Cape Town’s trade in wild medicines: ecological threat or essential livelihood resource?

Leif Petersen, Sustainable Livelihoods Foundation on 29 January 2014
Reads 12,051

Cape Town is the urban centrepiece of a globally unique and highly diverse natural environment which should take priority in conservation management. But these biological assets also directly serve a local market of over 5 100 traditional healers and herbalists. The author discusses this important informal economy, business and cultural activity in the face of the broadening threats to conservation in the region, and the growing potential tension this presents in terms of policy and management.

Why are foreign-run spaza shops more successful?

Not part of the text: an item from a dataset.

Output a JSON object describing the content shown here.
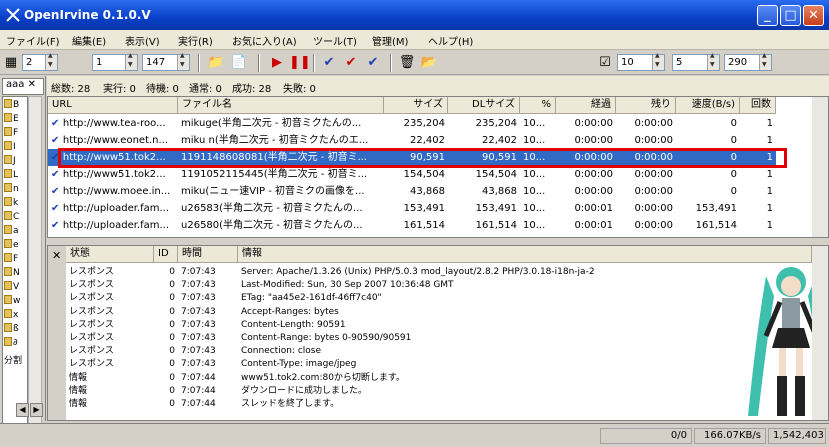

The rapidly changing spaza sector in South Africa

Rory Liedeman, Sustainable Livelihoods Foundation on 13 November 2013
Reads 69,132

This article examines the contrasting business models in the spaza shop sector, and compares foreign-run businesses with South African businesses. We argue that foreign shop keepers are more successful than South Africans because of the strength of their social networks, which provide them with access to labour and capital and enable collective purchasing and market domination. The article argues for a two-pronged policy that would formalise larger shops whilst permitting and encouraging informal micro and survivalist businesses.

Unlocking the growth and employment potential of business in the margins

Eddie Rakabe, Financial and Fiscal Commission on 13 August 2013
Reads 9,154

Marginalised businesses provide livelihood and income opportunities for a large section of the population. However, these businesses are not able to capture growth opportunities because of several constraints; they continue to operate on the periphery of the mainstream economy. Yet they could become a major source of employment growth. Efforts to unlock this potential must concentrate on exploiting value chains and making government policy more responsive to the unique needs and challenges of marginalised businesses.

Reducing unemployment: Waiting for high growth? Waiting for Godot?

Frederick C.v.N Fourie, University of the Free State on 12 March 2013
Reads 40,994

In trying to reduce unemployment in South Africa, the pursuit of higher economic growth is the single most agreed-upon policy strategy. The consensus on this ‘obvious solution’ may blind us to the fact that economic growth, though important, may only be half of the solution. Attempts to fine-tune and turbo-boost the formal-economy ‘engine of growth’ to absorb more labour are fundamentally constrained. Economic policy makers must look at other options for generating employment and self-employment for unemployed people.

The unemployment debate is too fragmented to address the problem

Frederick C.v.N Fourie, University of the Free State on 18 November 2012
Reads 11,993

The debate on unemployment is fragmented into at least three sub-discourses, i.e. those of macroeconomists, labour economists and poverty analysts. This results in inconclusive analyses and narrow, flawed proposals to address the problem. This fragmentation feeds into the policy field. Sustainable and consistent remedies for unemployment and poverty will require an integrated analysis that covers the formal sector, the informal economy and survivalist activities – and especially linkages and barriers between these segments.

How structural inequality limits employment and self-employment in poor areas (or: Why South Africa’s informal sector is so small)

Kate Philip, Advisor to the Presidency on Short-term Strategies for Employment Creation on 16 November 2012
Reads 16,690

Given South Africa’s high levels of unemployment, the relatively small size of the micro-enterprise sector is a conundrum. This article argues that structural inequality is the reason for this – in particular, inequality in the structure of the economy, the legacies of spatial inequality and the continued inequalities in human development. Their combined effect is to limit the scope for poor people to escape poverty via self-employment. This explains the limited extent and small range of informal employment.